MMP-3 - Matrix metalloproteinase-3 (MMP-3), also known as Stromelysin-1, is a matrix metalloproteinase enzyme involved in the breakdown of extracellular matrix proteins and tissue remodeling. The MMP-3 enzyme degrades collagen types II, III, IV, IX, and X, proteoglycans, fibronectin, laminin, and elastin, and can activate other MMPs such as MMP-1, MMP-7, and MMP-9. MMP-3 has been implicated in exacerbating the effects of traumatic brain injury (TBI) through its disruption of the blood-brain barrier, and is also thought to be involved in wound repair, progression of atherosclerosis, and tumor initiation.
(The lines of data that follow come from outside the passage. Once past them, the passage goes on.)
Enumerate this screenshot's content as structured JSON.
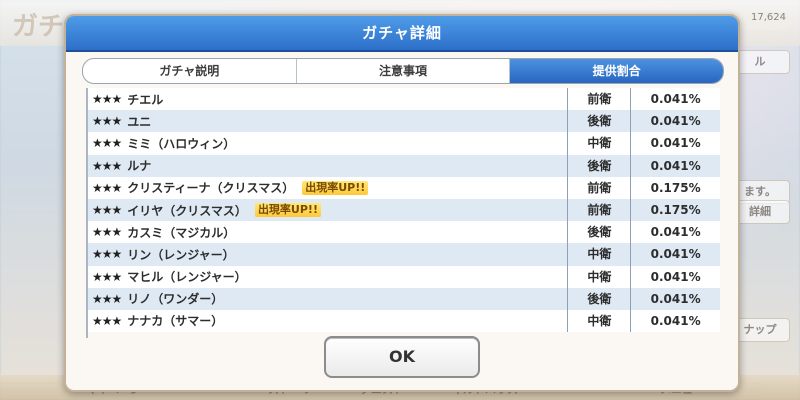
{
  "background": {
    "title": "ガチャ",
    "counter": "17,624",
    "right_buttons": [
      "ル",
      "ます。",
      "詳細",
      "ナップ"
    ],
    "bottom_tabs": [
      "マイページ",
      "ストーリー",
      "クエスト",
      "ギルドハウス",
      "メニュー"
    ]
  },
  "dialog": {
    "title": "ガチャ詳細",
    "tabs": [
      {
        "label": "ガチャ説明",
        "active": false
      },
      {
        "label": "注意事項",
        "active": false
      },
      {
        "label": "提供割合",
        "active": true
      }
    ],
    "rows": [
      {
        "stars": "★★★",
        "name": "チエル",
        "badge": "",
        "position": "前衛",
        "rate": "0.041%"
      },
      {
        "stars": "★★★",
        "name": "ユニ",
        "badge": "",
        "position": "後衛",
        "rate": "0.041%"
      },
      {
        "stars": "★★★",
        "name": "ミミ（ハロウィン）",
        "badge": "",
        "position": "中衛",
        "rate": "0.041%"
      },
      {
        "stars": "★★★",
        "name": "ルナ",
        "badge": "",
        "position": "後衛",
        "rate": "0.041%"
      },
      {
        "stars": "★★★",
        "name": "クリスティーナ（クリスマス）",
        "badge": "出現率UP!!",
        "position": "前衛",
        "rate": "0.175%"
      },
      {
        "stars": "★★★",
        "name": "イリヤ（クリスマス）",
        "badge": "出現率UP!!",
        "position": "前衛",
        "rate": "0.175%"
      },
      {
        "stars": "★★★",
        "name": "カスミ（マジカル）",
        "badge": "",
        "position": "後衛",
        "rate": "0.041%"
      },
      {
        "stars": "★★★",
        "name": "リン（レンジャー）",
        "badge": "",
        "position": "中衛",
        "rate": "0.041%"
      },
      {
        "stars": "★★★",
        "name": "マヒル（レンジャー）",
        "badge": "",
        "position": "中衛",
        "rate": "0.041%"
      },
      {
        "stars": "★★★",
        "name": "リノ（ワンダー）",
        "badge": "",
        "position": "後衛",
        "rate": "0.041%"
      },
      {
        "stars": "★★★",
        "name": "ナナカ（サマー）",
        "badge": "",
        "position": "中衛",
        "rate": "0.041%"
      }
    ],
    "ok_label": "OK"
  },
  "colors": {
    "header_blue": "#2d6fc9",
    "active_tab_blue": "#2766c0",
    "row_alt": "#dfe9f4",
    "badge_gold": "#ffc83a"
  }
}
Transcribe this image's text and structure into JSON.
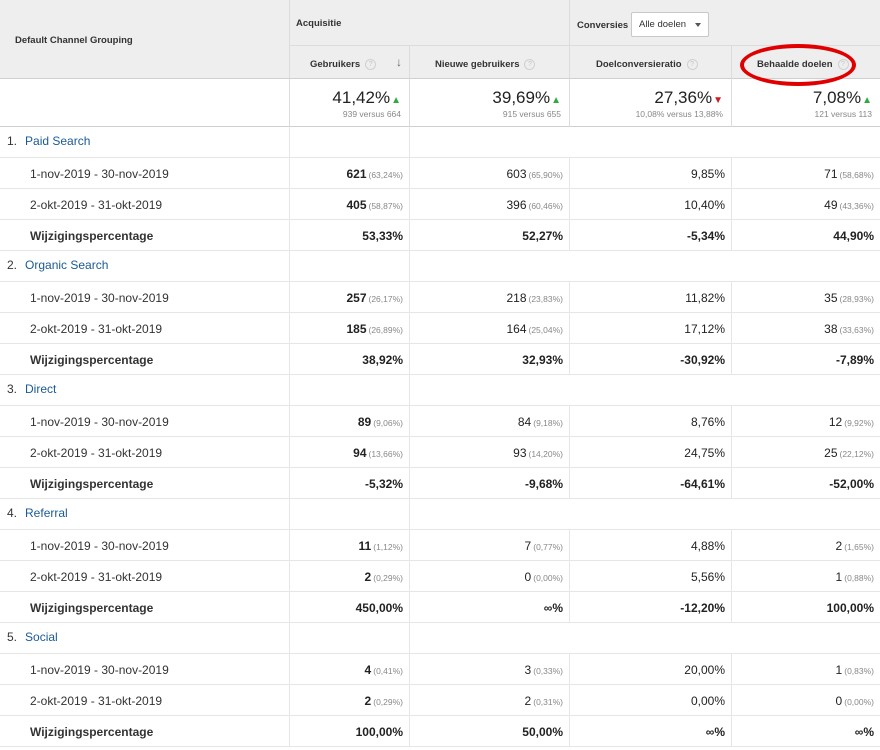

MMP-9 - Matrix metalloproteinase 9 (MMP-9) is a 92 kDa secreted protein, belonging to the metzincin (multi domain zinc (II) dependent endopeptidases) superfamily of proteases. It is produced by normal and transformed cells. MMP-9 functions through enzymatic degradation by cleaving extracellular matrix proteins and adhesion molecules (like ICAM-5). These events play major roles in the processes of synaptic plasticity, learning, memory, and morphological reconstruction of targets such as neuronal dendritic spines. MMP-9 has been shown to be linked to various disease states including cancer, cardiovascular disease and arthritis. Specifically, cancer models have shown directly that metastasis/angiogenesis and overall tumor aggression are linked to elevated MMP-9 levels. Cardiovascular issues including myocardial infarction, aneurysms, and atherosclerotic plaques have been shown to be linked to increased MMP-9 levels using knockout and overexpression studies in mice. Allograft studies of renal transplant patients have unearthed links between MMP-9 and immune-mediated tissue rejection (destruction) of the allograft opening up windows for rejection prediction in future transplant cases.